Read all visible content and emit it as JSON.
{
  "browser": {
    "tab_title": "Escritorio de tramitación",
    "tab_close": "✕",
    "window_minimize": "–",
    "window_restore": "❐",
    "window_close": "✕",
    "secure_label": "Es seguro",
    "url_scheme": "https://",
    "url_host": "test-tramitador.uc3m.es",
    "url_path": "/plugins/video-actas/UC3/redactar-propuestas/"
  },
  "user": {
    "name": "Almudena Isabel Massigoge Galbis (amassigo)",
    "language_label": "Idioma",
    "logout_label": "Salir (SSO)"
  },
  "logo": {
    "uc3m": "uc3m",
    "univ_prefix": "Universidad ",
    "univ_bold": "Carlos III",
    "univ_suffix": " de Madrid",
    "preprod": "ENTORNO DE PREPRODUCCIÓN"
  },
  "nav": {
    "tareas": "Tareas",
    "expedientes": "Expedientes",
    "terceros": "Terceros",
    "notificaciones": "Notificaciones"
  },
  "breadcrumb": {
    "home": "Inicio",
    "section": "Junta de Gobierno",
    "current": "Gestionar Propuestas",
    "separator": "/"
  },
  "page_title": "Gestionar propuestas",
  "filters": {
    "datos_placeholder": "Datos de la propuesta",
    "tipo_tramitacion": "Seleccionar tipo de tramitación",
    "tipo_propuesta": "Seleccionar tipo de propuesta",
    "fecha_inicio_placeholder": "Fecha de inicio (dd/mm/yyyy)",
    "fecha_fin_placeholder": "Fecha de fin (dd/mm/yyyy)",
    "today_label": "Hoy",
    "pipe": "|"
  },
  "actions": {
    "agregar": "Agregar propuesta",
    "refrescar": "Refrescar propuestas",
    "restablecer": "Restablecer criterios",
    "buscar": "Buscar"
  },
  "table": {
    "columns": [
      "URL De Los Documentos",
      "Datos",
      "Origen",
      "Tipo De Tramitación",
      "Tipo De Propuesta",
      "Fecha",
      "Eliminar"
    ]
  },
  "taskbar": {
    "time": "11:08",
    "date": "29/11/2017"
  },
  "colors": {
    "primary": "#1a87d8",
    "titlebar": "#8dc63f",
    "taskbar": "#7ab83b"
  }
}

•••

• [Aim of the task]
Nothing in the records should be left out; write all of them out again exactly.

• [Written solution]
Read all visible content and emit it as JSON.
{
  "browser": {
    "tab_title": "Escritorio de tramitación",
    "tab_close": "✕",
    "window_minimize": "–",
    "window_restore": "❐",
    "window_close": "✕",
    "secure_label": "Es seguro",
    "url_scheme": "https://",
    "url_host": "test-tramitador.uc3m.es",
    "url_path": "/plugins/video-actas/UC3/redactar-propuestas/"
  },
  "user": {
    "name": "Almudena Isabel Massigoge Galbis (amassigo)",
    "language_label": "Idioma",
    "logout_label": "Salir (SSO)"
  },
  "logo": {
    "uc3m": "uc3m",
    "univ_prefix": "Universidad ",
    "univ_bold": "Carlos III",
    "univ_suffix": " de Madrid",
    "preprod": "ENTORNO DE PREPRODUCCIÓN"
  },
  "nav": {
    "tareas": "Tareas",
    "expedientes": "Expedientes",
    "terceros": "Terceros",
    "notificaciones": "Notificaciones"
  },
  "breadcrumb": {
    "home": "Inicio",
    "section": "Junta de Gobierno",
    "current": "Gestionar Propuestas",
    "separator": "/"
  },
  "page_title": "Gestionar propuestas",
  "filters": {
    "datos_placeholder": "Datos de la propuesta",
    "tipo_tramitacion": "Seleccionar tipo de tramitación",
    "tipo_propuesta": "Seleccionar tipo de propuesta",
    "fecha_inicio_placeholder": "Fecha de inicio (dd/mm/yyyy)",
    "fecha_fin_placeholder": "Fecha de fin (dd/mm/yyyy)",
    "today_label": "Hoy",
    "pipe": "|"
  },
  "actions": {
    "agregar": "Agregar propuesta",
    "refrescar": "Refrescar propuestas",
    "restablecer": "Restablecer criterios",
    "buscar": "Buscar"
  },
  "table": {
    "columns": [
      "URL De Los Documentos",
      "Datos",
      "Origen",
      "Tipo De Tramitación",
      "Tipo De Propuesta",
      "Fecha",
      "Eliminar"
    ]
  },
  "taskbar": {
    "time": "11:08",
    "date": "29/11/2017"
  },
  "colors": {
    "primary": "#1a87d8",
    "titlebar": "#8dc63f",
    "taskbar": "#7ab83b"
  }
}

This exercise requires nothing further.